Data about app and page elements
BEGIN

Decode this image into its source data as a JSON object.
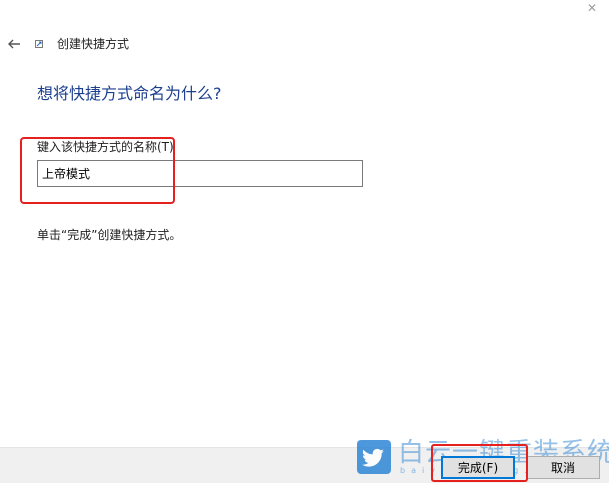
{
  "window": {
    "title": "创建快捷方式"
  },
  "heading": "想将快捷方式命名为什么?",
  "name_field": {
    "label": "键入该快捷方式的名称(T)",
    "value": "上帝模式"
  },
  "instruction": "单击“完成”创建快捷方式。",
  "buttons": {
    "finish": "完成(F)",
    "cancel": "取消"
  },
  "watermark": {
    "text": "白云一键重装系统",
    "url": "baiyunxitong.com"
  },
  "colors": {
    "heading": "#1c3f8f",
    "highlight": "#e6201f",
    "focus": "#0078d7"
  },
  "icons": {
    "back": "back-arrow-icon",
    "wizard": "shortcut-wizard-icon",
    "close": "close-icon",
    "watermark": "twitter-bird-icon"
  }
}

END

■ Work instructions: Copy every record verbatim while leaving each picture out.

■ The completed task:
Decode this image into its source data as a JSON object.
{
  "window": {
    "title": "创建快捷方式"
  },
  "heading": "想将快捷方式命名为什么?",
  "name_field": {
    "label": "键入该快捷方式的名称(T)",
    "value": "上帝模式"
  },
  "instruction": "单击“完成”创建快捷方式。",
  "buttons": {
    "finish": "完成(F)",
    "cancel": "取消"
  },
  "watermark": {
    "text": "白云一键重装系统",
    "url": "baiyunxitong.com"
  },
  "colors": {
    "heading": "#1c3f8f",
    "highlight": "#e6201f",
    "focus": "#0078d7"
  },
  "icons": {
    "back": "back-arrow-icon",
    "wizard": "shortcut-wizard-icon",
    "close": "close-icon",
    "watermark": "twitter-bird-icon"
  }
}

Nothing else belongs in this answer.